Project Linlon is on show in R-Space Gallery, Lisburn from 21st March to 18th April 2015.
This weekend I had the pleasure of attending an artist talk and workshop by Nora Fok as part of her exhibition at R-Space Gallery. It was lovely to get a chance to chat to Nora about her work, I haven’t met many artists who are as generous in sharing their knowledge. A lot of her techniques have taken years of research to bring together and this passion really comes across when you see her research collections. Carefully collected in handmade boxes these collections consist of beautiful natural/found and recycled materials. Seed heads carefully dissected and preserved show the visual link to the forms found in her work.
Through the talk we were given some background about Nora. Growing up in Hong Kong she left school early to work in a factory and attended evening classes to finish her secondary education. She initially studied and worked as graphic designer in Hong Kong before moving to England. In 1978 she went on to take a three year course in wood, metal, ceramics and plastics at Brighton Polytechnic. During her studies she specialised in lost wax casting and described how she found manipulating wax much easier than metal. Here she was introduced to unusual materials and free thinking opening up a way to contemporary jewellery. I love the dedication and patience Nora clearly has for her work. This is especially evident in her ‘Cloud Nylon’ neckpiece which took two years to complete. Nora mentioned that she would knit until her finger bled resulting in being forced to take a break to give them time to heal. She also described how nerve wrecking the dying process was which was done after the piece was completed, if this went wrong it would take three days to knit just one inch.
The exhibition showcases the results of her ‘Linlon’ project. The Linlon project was a collaboration between Nora, the Irish Linen Centre & Lisburn Museum and McConville’s Mill & Museum Dromore, County Down. Nora developed “linlon”, a linen and nylon mixed mono filament thread. As part of her research she grew her own flax from local seed and studied the various processing techniques before combining it with nylon.

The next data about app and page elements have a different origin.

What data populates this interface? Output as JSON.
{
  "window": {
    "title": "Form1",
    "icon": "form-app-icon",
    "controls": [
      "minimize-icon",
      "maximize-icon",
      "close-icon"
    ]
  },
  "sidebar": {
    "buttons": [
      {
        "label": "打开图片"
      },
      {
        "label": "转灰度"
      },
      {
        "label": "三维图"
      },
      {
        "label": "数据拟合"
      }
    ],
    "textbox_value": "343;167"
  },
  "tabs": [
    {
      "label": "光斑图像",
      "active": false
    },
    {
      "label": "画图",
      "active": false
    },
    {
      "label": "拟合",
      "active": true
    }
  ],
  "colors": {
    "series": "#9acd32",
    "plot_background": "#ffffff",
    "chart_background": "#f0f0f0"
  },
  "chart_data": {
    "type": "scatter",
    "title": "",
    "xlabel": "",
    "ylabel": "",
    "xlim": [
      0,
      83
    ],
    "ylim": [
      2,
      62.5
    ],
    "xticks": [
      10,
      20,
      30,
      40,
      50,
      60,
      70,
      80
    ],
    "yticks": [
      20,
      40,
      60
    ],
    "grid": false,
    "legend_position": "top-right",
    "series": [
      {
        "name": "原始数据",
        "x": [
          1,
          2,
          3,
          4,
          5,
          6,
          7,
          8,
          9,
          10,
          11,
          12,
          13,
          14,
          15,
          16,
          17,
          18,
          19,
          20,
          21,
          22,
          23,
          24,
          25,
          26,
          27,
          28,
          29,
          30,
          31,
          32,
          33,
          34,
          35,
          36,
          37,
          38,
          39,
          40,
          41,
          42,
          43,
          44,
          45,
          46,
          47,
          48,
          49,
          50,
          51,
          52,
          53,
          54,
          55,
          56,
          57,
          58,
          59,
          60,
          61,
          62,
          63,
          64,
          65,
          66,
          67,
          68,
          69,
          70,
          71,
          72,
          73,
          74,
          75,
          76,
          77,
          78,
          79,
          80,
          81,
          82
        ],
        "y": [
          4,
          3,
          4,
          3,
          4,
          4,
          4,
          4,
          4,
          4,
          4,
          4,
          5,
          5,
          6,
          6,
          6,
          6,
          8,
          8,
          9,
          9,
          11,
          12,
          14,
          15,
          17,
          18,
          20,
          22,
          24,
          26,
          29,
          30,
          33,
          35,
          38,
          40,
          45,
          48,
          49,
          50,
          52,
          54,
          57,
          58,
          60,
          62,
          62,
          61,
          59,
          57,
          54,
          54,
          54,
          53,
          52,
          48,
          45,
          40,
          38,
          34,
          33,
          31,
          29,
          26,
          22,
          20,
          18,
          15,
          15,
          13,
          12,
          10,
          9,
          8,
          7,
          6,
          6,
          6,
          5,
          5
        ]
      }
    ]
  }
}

Using ‘linlon’ in combination with flax seeds, Galway linen, stems, beads, pearls and other synthetic polymers she created a number of bangles, earrings, and neckpieces. Images 1-4 below show some of these pieces currently in the exhibition.
Posted by Lotus de Wit